Earth, Water, Fire
“What will you first see janaab—gardens, snow, water?” asks Bashir, our cab driver in Srinagar, rolling out an eco-friendly sights menu, and then insists on gardens himself. Off we go to Shalimar Bagh, built by Mughal emperor Jehangir for his queen Noorjehan. An image of Hrithik Roshan and Aishwarya Rai cavorting in Jodhaa Akbar fades into my historically challenged head. Shalimar Bagh is too green, pretty and pristine, straight out of a picture postcard, making my adjectives sound juvenile. Four-hundred-year-old chinars cast a reassuring spell of longevity in a land of loss and my Delhi wheeze begins to get exorcised.
Next is Dal Lake. The heavenly sight of shikaras doing a dreamy waltz on the water gets diluted when you get on to one of those slumber-inducing boats wearing loud red fabrics. I had chewed my husband’s head to move into a houseboat, but when 25-year-old Ghulam Jilani, the boatman, takes a leisurely 50 minutes to row over to the houseboats side, I worry how the distance could be cracked in the middle of the night in case of a medical emergency. When I say an indelicate no to boat-borne vendors, Jilani dons disappointment. In summers, he is a salaried boatman; in winters, he goes to Goa to sell Kashmiri handicrafts. “Don’t disappoint vendors,” he says, looking away.

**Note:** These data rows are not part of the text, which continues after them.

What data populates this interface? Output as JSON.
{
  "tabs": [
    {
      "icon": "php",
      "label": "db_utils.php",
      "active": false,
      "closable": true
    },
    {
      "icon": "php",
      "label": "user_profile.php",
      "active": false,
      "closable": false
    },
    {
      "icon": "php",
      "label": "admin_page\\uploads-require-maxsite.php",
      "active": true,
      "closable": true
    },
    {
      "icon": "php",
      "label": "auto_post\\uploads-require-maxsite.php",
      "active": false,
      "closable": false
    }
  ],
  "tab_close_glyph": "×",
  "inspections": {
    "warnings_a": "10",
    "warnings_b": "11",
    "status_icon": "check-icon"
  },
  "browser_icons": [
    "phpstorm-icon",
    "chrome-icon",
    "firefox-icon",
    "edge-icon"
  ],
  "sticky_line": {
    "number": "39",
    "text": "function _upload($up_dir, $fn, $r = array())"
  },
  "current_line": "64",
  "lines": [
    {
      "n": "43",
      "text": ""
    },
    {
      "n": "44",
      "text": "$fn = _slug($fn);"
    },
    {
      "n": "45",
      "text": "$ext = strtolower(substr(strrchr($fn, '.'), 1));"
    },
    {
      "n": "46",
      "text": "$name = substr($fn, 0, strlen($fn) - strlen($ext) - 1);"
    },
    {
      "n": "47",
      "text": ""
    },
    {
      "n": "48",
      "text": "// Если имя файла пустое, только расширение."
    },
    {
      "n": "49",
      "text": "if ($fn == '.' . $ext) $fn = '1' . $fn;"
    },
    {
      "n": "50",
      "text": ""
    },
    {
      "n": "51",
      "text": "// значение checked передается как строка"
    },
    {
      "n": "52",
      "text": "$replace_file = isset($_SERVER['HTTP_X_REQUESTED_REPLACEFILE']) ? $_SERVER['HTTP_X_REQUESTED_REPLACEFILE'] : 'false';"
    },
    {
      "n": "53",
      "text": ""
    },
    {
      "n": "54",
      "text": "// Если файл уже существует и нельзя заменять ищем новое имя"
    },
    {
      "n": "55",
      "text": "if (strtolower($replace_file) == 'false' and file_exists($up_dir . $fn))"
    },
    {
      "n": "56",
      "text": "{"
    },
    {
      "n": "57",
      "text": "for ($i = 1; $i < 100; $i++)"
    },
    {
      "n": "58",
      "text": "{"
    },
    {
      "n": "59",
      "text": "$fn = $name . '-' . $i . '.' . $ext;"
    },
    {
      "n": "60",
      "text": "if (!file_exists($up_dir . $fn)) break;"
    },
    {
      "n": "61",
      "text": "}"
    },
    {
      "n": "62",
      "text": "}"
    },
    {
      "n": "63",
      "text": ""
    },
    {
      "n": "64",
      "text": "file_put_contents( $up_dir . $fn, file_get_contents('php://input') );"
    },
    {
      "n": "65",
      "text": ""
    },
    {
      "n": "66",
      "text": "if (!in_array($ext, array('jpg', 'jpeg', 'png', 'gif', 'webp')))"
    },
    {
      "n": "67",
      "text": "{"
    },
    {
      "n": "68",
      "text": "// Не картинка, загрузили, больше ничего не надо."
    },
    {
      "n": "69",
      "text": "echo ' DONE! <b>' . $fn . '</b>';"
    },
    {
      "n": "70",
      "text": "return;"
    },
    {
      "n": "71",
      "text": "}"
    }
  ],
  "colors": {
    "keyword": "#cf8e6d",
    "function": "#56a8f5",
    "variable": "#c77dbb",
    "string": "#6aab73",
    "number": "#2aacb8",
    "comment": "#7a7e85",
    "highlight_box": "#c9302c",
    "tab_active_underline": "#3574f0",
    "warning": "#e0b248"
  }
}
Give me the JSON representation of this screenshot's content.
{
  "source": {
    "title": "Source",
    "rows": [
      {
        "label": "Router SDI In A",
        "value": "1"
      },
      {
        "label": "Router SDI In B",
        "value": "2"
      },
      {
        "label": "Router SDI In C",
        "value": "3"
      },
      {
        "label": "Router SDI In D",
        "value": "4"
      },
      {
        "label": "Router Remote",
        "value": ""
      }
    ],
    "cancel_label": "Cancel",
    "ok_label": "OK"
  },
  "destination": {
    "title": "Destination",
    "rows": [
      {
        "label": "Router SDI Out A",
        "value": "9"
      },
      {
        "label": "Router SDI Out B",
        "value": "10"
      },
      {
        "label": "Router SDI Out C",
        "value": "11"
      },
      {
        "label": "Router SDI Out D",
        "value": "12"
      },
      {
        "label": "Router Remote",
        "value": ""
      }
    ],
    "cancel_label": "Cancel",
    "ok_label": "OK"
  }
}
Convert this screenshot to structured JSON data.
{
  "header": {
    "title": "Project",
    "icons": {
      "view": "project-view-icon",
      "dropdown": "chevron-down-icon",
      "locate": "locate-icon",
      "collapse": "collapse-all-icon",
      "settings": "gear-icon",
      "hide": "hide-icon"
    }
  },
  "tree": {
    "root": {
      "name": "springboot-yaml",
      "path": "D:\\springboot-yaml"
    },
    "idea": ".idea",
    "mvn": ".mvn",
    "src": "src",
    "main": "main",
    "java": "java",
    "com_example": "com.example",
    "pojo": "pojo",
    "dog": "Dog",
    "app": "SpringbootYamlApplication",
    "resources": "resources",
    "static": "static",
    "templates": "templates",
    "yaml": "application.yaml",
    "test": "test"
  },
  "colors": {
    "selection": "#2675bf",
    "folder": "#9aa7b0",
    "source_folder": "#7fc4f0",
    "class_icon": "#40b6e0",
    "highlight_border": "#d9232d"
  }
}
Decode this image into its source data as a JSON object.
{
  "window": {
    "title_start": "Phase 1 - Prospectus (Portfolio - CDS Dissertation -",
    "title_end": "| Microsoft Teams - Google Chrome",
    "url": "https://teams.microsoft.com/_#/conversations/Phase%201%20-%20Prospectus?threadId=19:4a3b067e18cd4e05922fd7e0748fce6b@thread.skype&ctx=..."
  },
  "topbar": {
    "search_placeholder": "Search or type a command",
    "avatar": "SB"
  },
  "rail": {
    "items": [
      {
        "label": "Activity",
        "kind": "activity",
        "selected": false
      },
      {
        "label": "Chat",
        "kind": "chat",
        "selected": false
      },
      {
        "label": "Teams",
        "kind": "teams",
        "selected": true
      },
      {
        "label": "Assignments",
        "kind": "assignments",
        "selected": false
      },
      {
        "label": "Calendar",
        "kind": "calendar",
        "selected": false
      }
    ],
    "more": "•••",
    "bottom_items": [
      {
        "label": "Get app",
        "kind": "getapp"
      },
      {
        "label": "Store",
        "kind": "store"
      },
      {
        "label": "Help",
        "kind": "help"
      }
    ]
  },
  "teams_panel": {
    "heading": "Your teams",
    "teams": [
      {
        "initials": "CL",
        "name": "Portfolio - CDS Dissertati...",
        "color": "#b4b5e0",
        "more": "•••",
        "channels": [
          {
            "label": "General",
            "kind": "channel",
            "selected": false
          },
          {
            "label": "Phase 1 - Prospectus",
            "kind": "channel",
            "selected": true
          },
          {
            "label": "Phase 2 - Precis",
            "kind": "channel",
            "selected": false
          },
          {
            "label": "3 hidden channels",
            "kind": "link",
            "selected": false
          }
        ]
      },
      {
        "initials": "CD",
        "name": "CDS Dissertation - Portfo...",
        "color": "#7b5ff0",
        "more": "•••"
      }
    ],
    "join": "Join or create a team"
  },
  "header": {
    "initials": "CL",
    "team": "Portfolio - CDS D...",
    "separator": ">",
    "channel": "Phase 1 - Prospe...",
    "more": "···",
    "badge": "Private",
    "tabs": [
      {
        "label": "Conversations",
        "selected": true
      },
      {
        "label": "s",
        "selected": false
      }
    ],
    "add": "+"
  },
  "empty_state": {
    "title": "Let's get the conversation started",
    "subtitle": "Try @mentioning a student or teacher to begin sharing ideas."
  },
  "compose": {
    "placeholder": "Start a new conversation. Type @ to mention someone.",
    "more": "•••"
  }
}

Bashir is eager for a status report back on the shore and I use the word ‘sukoon’ to impress him. It works. “Now look at Omar Abdullah’s resume,” he says. We see Lal Chowk, the Rainawari area deserted by Kashmiri Pandits, then Yasin...